    In my gunny-covered cubicle I sat staring at the computer screen. My story for the day was a limp sort of evil. Four kids, ages two through six, were found locked in a room on the South Side with a couple of tuna sandwiches and a quart of milk. They'd been left three days, flurrying like chickens over the food and feces on the carpet. Their mother had wandered off for a suck on the pipe and just forgotten. Sometimes that's what happens. No cigarette burns, no bone snaps. Just an irretrievable slipping. I'd seen the mother after the arrest: twenty-two-year-old Tammy Davis, blonde and fat, with pink rouge on her cheeks in two perfect circles the size of shot glasses. I could imagine her sitting on a shambled-down sofa, her lips on that metal, a sharp burst of smoke. Then all was fast floating, her kids way behind, as she shot back to junior high, when the boys still cared and she was the prettiest, a glossy-lipped thirteen-year-old who mouthed cinnamon sticks before she kissed.

    A belly. A smell. Cigarettes and old coffee. My editor, esteemed, weary Frank Curry, rocking back in his cracked Hush Puppies. His teeth soaked in brown tobacco saliva.

    "Where are you on the story, kiddo?" There was a silver tack on my desk, point up. He pushed it lightly under a yellow thumbnail.

    "Near done." I had two inches of copy. I needed six.

    "Good. Fuck her, file it, and come to my office."

    "I can come now."

    "Fuck her, file it, then come to my office."

    "Fine. Ten minutes." I wanted my thumbtack back.

    He started out of my cubicle. His tie swayed down near his crotch.

    "Preaker?"

    "Yes, Curry?"

    "Fuck her."

    Frank Curry thinks I'm a soft touch. Might be because I'm a woman. Might be because I'm a soft touch.

    Curry's office is on the third floor. I'm sure he gets panicky-pissed every time he looks out the window and sees the trunk of a tree. Good editors don't see bark; they see leaves--if they can even make out trees from up on the twentieth, thirtieth floor. But for the Daily Post, fourth-largest paper in Chicago, relegated to the suburbs, there's room to sprawl. Three floors will do, spreading relentlessly outward, like a spill, unnoticed among the carpet retailers and lamp shops. A corporate developer produced our township over three well-organized years--1961-64--then named it after his daughter, who'd suffered a serious equestrian accident a month before the job was finished. Aurora Springs, he ordered, pausing for a photo by a brand-new city sign. Then he took his family and left. The daughter, now in her fifties and fine except for an occasional tingling in her arms, lives in Arizona and returns every few years to take a photo by her namesake sign, just like Pop.

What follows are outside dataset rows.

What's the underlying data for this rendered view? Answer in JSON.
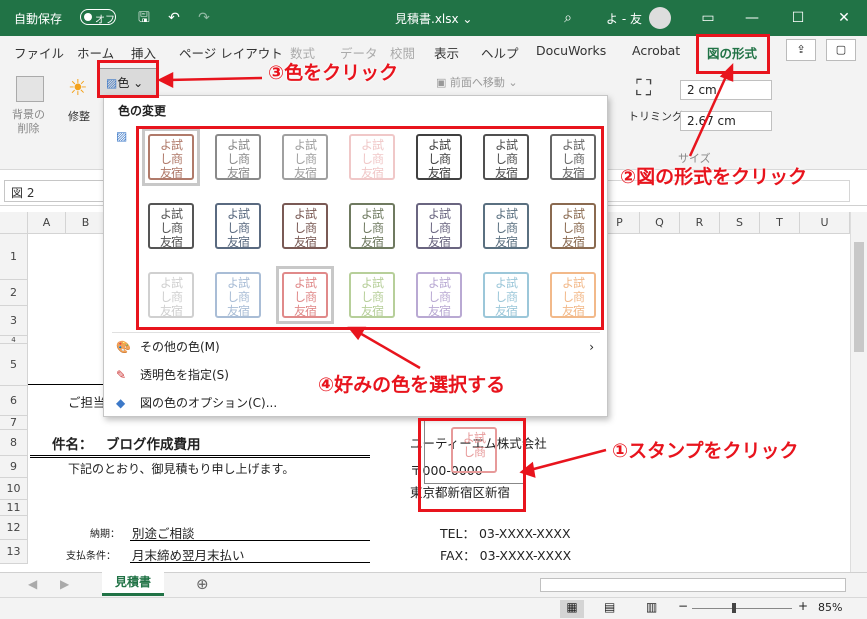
{
  "titlebar": {
    "autosave_label": "自動保存",
    "autosave_state": "オフ",
    "filename": "見積書.xlsx ⌄",
    "user": "よ - 友"
  },
  "tabs": [
    "ファイル",
    "ホーム",
    "挿入",
    "ページ レイアウト",
    "数式",
    "データ",
    "校閲",
    "表示",
    "ヘルプ",
    "DocuWorks",
    "Acrobat",
    "図の形式"
  ],
  "ribbon": {
    "bg_remove": "背景の\n削除",
    "corrections": "修整",
    "color_button": "色",
    "bring_forward": "前面へ移動",
    "crop": "トリミング",
    "height": "2 cm",
    "width": "2.67 cm",
    "size_group": "サイズ"
  },
  "namebox": "図 2",
  "columns": [
    "A",
    "B",
    "P",
    "Q",
    "R",
    "S",
    "T",
    "U"
  ],
  "rows": [
    "1",
    "2",
    "3",
    "4",
    "5",
    "6",
    "7",
    "8",
    "9",
    "10",
    "11",
    "12",
    "13"
  ],
  "cells": {
    "r6": "ご担当",
    "subject_label": "件名：",
    "subject_value": "ブログ作成費用",
    "company": "ユーティーエム株式会社",
    "intro": "下記のとおり、御見積もり申し上げます。",
    "postal": "〒000-0000",
    "address": "東京都新宿区新宿",
    "delivery_label": "納期：",
    "delivery_value": "別途ご相談",
    "tel": "TEL：  03-XXXX-XXXX",
    "payment_label": "支払条件：",
    "payment_value": "月末締め翌月末払い",
    "fax": "FAX：  03-XXXX-XXXX"
  },
  "dropdown": {
    "header": "色の変更",
    "stamp_text": [
      "よ",
      "試",
      "し",
      "商",
      "友",
      "宿"
    ],
    "more_colors": "その他の色(M)",
    "set_transparent": "透明色を指定(S)",
    "color_options": "図の色のオプション(C)..."
  },
  "swatches": [
    [
      "#b07a6a",
      "#8a8a8a",
      "#a0a0a0",
      "#f0c8c8",
      "#404040",
      "#505050",
      "#666666"
    ],
    [
      "#555555",
      "#5a6a80",
      "#7a5a55",
      "#6f7a60",
      "#6a6580",
      "#5a7080",
      "#8a6a50"
    ],
    [
      "#d0d0d0",
      "#a9bdd6",
      "#e08a8a",
      "#b7cf9a",
      "#b9a9d3",
      "#9cc7d9",
      "#f2b98a"
    ]
  ],
  "sheet_tab": "見積書",
  "zoom": "85%",
  "annotations": {
    "a1": "①スタンプをクリック",
    "a2": "②図の形式をクリック",
    "a3": "③色をクリック",
    "a4": "④好みの色を選択する"
  },
  "colors": {
    "excel_green": "#217346",
    "annotation_red": "#e8141d"
  }
}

    I wrote the story on her last visit. Curry hated it, hates most slice-of-life pieces. He got smashed off old Chambord while he read it, left my copy smelling like raspberries. Curry gets drunk fairly quietly, but often. It's not the reason, though, that he has such a cozy view of the ground. That's just yawing bad luck.

    I walked in and shut the door to his office, which isn't how I'd ever imagined my editor's office would look. I craved big oak panels, a window pane in the door--marked Chief--so the cub reporters could watch us rage over First Amendment rights. Curry's office is bland and institutional, like the rest of the building. You could debate journalism or get a Pap smear. No one cared.

    "Tell me about Wind Gap." Curry held the tip of a b